WHAT YOU SHOULD DO -
Copy every record below exactly, leaving out any pictures.

EXERCISE DATA -

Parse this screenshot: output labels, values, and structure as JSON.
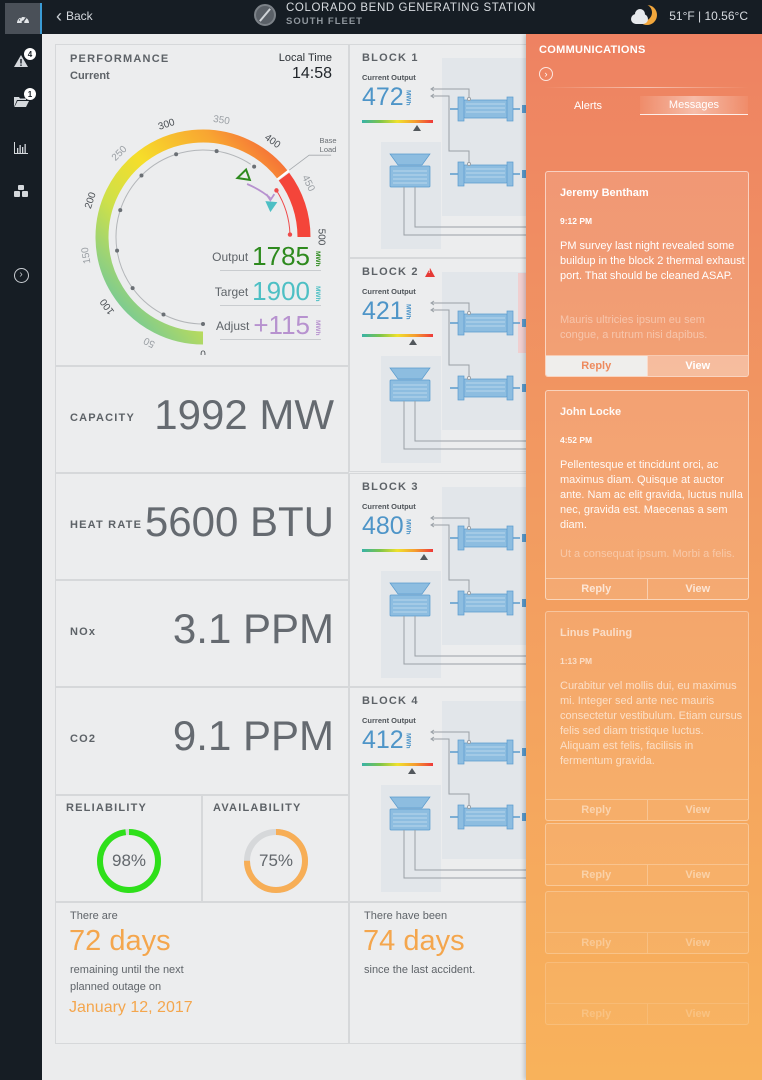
{
  "topbar": {
    "back_label": "Back",
    "station_name": "COLORADO BEND GENERATING STATION",
    "fleet_name": "SOUTH FLEET",
    "weather_icon": "partly-cloudy-night-icon",
    "temperature": "51°F | 10.56°C"
  },
  "sidebar": {
    "items": [
      {
        "icon": "dashboard-gauge-icon",
        "active": true
      },
      {
        "icon": "alert-triangle-icon",
        "badge": "4"
      },
      {
        "icon": "folder-icon",
        "badge": "1"
      },
      {
        "icon": "bar-chart-icon"
      },
      {
        "icon": "cubes-icon"
      },
      {
        "icon": "expand-chevron-icon"
      }
    ]
  },
  "performance": {
    "title": "PERFORMANCE",
    "subtitle": "Current",
    "local_time_label": "Local Time",
    "local_time": "14:58",
    "gauge": {
      "min": 0,
      "max": 500,
      "ticks": [
        "0",
        "50",
        "100",
        "150",
        "200",
        "250",
        "300",
        "350",
        "400",
        "450",
        "500"
      ],
      "base_load_label": "Base\nLoad",
      "base_load_value": 430,
      "current_marker": 395,
      "target_marker": 455
    },
    "output_label": "Output",
    "output_value": "1785",
    "output_unit": "MWh",
    "target_label": "Target",
    "target_value": "1900",
    "target_unit": "MWh",
    "adjust_label": "Adjust",
    "adjust_value": "+115",
    "adjust_unit": "MWh",
    "colors": {
      "output": "#2e8a1e",
      "target": "#4dbfc4",
      "adjust": "#b792cf"
    }
  },
  "kpis": {
    "capacity_label": "CAPACITY",
    "capacity_value": "1992 MW",
    "heat_rate_label": "HEAT RATE",
    "heat_rate_value": "5600 BTU",
    "nox_label": "NOx",
    "nox_value": "3.1 PPM",
    "co2_label": "CO2",
    "co2_value": "9.1 PPM"
  },
  "reliability": {
    "label": "RELIABILITY",
    "value": "98%",
    "fraction": 0.98,
    "color": "#2ee01a"
  },
  "availability": {
    "label": "AVAILABILITY",
    "value": "75%",
    "fraction": 0.75,
    "color": "#f7ae56"
  },
  "outage": {
    "pre": "There are",
    "days": "72 days",
    "post_line1": "remaining until the next",
    "post_line2": "planned outage on",
    "date": "January 12, 2017"
  },
  "safety": {
    "pre": "There have been",
    "days": "74 days",
    "post": "since the last accident."
  },
  "blocks": [
    {
      "title": "BLOCK 1",
      "current_output_label": "Current Output",
      "value": "472",
      "unit": "MWh",
      "marker": 0.78,
      "warning": false
    },
    {
      "title": "BLOCK 2",
      "current_output_label": "Current Output",
      "value": "421",
      "unit": "MWh",
      "marker": 0.72,
      "warning": true
    },
    {
      "title": "BLOCK 3",
      "current_output_label": "Current Output",
      "value": "480",
      "unit": "MWh",
      "marker": 0.88,
      "warning": false
    },
    {
      "title": "BLOCK 4",
      "current_output_label": "Current Output",
      "value": "412",
      "unit": "MWh",
      "marker": 0.7,
      "warning": false
    }
  ],
  "communications": {
    "title": "COMMUNICATIONS",
    "tabs": [
      "Alerts",
      "Messages"
    ],
    "active_tab": "Messages",
    "messages": [
      {
        "name": "Jeremy Bentham",
        "time": "9:12 PM",
        "body": "PM survey last night revealed some buildup in the block 2 thermal exhaust port. That should be cleaned ASAP.",
        "faded": "Mauris ultricies ipsum eu sem congue, a rutrum nisi dapibus.",
        "reply": "Reply",
        "view": "View"
      },
      {
        "name": "John Locke",
        "time": "4:52 PM",
        "body": "Pellentesque et tincidunt orci, ac maximus diam. Quisque at auctor ante. Nam ac elit gravida, luctus nulla nec, gravida est. Maecenas a sem diam.",
        "faded": "Ut a consequat ipsum. Morbi a felis.",
        "reply": "Reply",
        "view": "View"
      },
      {
        "name": "Linus Pauling",
        "time": "1:13 PM",
        "body": "Curabitur vel mollis dui, eu maximus mi. Integer sed ante nec mauris consectetur vestibulum. Etiam cursus felis sed diam tristique luctus. Aliquam est felis, facilisis in fermentum gravida.",
        "faded": "",
        "reply": "Reply",
        "view": "View"
      },
      {
        "reply": "Reply",
        "view": "View"
      },
      {
        "reply": "Reply",
        "view": "View"
      },
      {
        "reply": "Reply",
        "view": "View"
      }
    ]
  }
}
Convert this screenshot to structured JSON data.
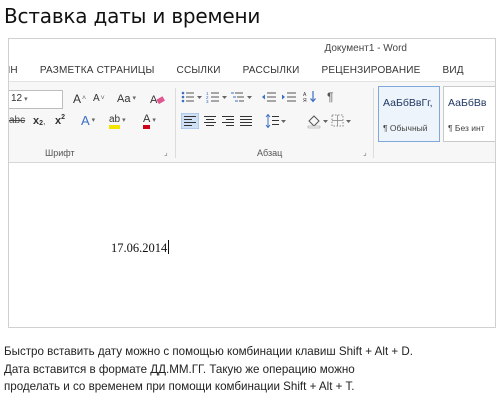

EXERCISE RESULT -
Parse this screenshot: output labels, values, and structure as JSON.
{
  "topbar": {
    "back_label": "Back",
    "station_name": "COLORADO BEND GENERATING STATION",
    "fleet_name": "SOUTH FLEET",
    "weather_icon": "partly-cloudy-night-icon",
    "temperature": "51°F | 10.56°C"
  },
  "sidebar": {
    "items": [
      {
        "icon": "dashboard-gauge-icon",
        "active": true
      },
      {
        "icon": "alert-triangle-icon",
        "badge": "4"
      },
      {
        "icon": "folder-icon",
        "badge": "1"
      },
      {
        "icon": "bar-chart-icon"
      },
      {
        "icon": "cubes-icon"
      },
      {
        "icon": "expand-chevron-icon"
      }
    ]
  },
  "performance": {
    "title": "PERFORMANCE",
    "subtitle": "Current",
    "local_time_label": "Local Time",
    "local_time": "14:58",
    "gauge": {
      "min": 0,
      "max": 500,
      "ticks": [
        "0",
        "50",
        "100",
        "150",
        "200",
        "250",
        "300",
        "350",
        "400",
        "450",
        "500"
      ],
      "base_load_label": "Base\nLoad",
      "base_load_value": 430,
      "current_marker": 395,
      "target_marker": 455
    },
    "output_label": "Output",
    "output_value": "1785",
    "output_unit": "MWh",
    "target_label": "Target",
    "target_value": "1900",
    "target_unit": "MWh",
    "adjust_label": "Adjust",
    "adjust_value": "+115",
    "adjust_unit": "MWh",
    "colors": {
      "output": "#2e8a1e",
      "target": "#4dbfc4",
      "adjust": "#b792cf"
    }
  },
  "kpis": {
    "capacity_label": "CAPACITY",
    "capacity_value": "1992 MW",
    "heat_rate_label": "HEAT RATE",
    "heat_rate_value": "5600 BTU",
    "nox_label": "NOx",
    "nox_value": "3.1 PPM",
    "co2_label": "CO2",
    "co2_value": "9.1 PPM"
  },
  "reliability": {
    "label": "RELIABILITY",
    "value": "98%",
    "fraction": 0.98,
    "color": "#2ee01a"
  },
  "availability": {
    "label": "AVAILABILITY",
    "value": "75%",
    "fraction": 0.75,
    "color": "#f7ae56"
  },
  "outage": {
    "pre": "There are",
    "days": "72 days",
    "post_line1": "remaining until the next",
    "post_line2": "planned outage on",
    "date": "January 12, 2017"
  },
  "safety": {
    "pre": "There have been",
    "days": "74 days",
    "post": "since the last accident."
  },
  "blocks": [
    {
      "title": "BLOCK 1",
      "current_output_label": "Current Output",
      "value": "472",
      "unit": "MWh",
      "marker": 0.78,
      "warning": false
    },
    {
      "title": "BLOCK 2",
      "current_output_label": "Current Output",
      "value": "421",
      "unit": "MWh",
      "marker": 0.72,
      "warning": true
    },
    {
      "title": "BLOCK 3",
      "current_output_label": "Current Output",
      "value": "480",
      "unit": "MWh",
      "marker": 0.88,
      "warning": false
    },
    {
      "title": "BLOCK 4",
      "current_output_label": "Current Output",
      "value": "412",
      "unit": "MWh",
      "marker": 0.7,
      "warning": false
    }
  ],
  "communications": {
    "title": "COMMUNICATIONS",
    "tabs": [
      "Alerts",
      "Messages"
    ],
    "active_tab": "Messages",
    "messages": [
      {
        "name": "Jeremy Bentham",
        "time": "9:12 PM",
        "body": "PM survey last night revealed some buildup in the block 2 thermal exhaust port. That should be cleaned ASAP.",
        "faded": "Mauris ultricies ipsum eu sem congue, a rutrum nisi dapibus.",
        "reply": "Reply",
        "view": "View"
      },
      {
        "name": "John Locke",
        "time": "4:52 PM",
        "body": "Pellentesque et tincidunt orci, ac maximus diam. Quisque at auctor ante. Nam ac elit gravida, luctus nulla nec, gravida est. Maecenas a sem diam.",
        "faded": "Ut a consequat ipsum. Morbi a felis.",
        "reply": "Reply",
        "view": "View"
      },
      {
        "name": "Linus Pauling",
        "time": "1:13 PM",
        "body": "Curabitur vel mollis dui, eu maximus mi. Integer sed ante nec mauris consectetur vestibulum. Etiam cursus felis sed diam tristique luctus. Aliquam est felis, facilisis in fermentum gravida.",
        "faded": "",
        "reply": "Reply",
        "view": "View"
      },
      {
        "reply": "Reply",
        "view": "View"
      },
      {
        "reply": "Reply",
        "view": "View"
      },
      {
        "reply": "Reply",
        "view": "View"
      }
    ]
  }
}
Convert this screenshot to structured JSON data.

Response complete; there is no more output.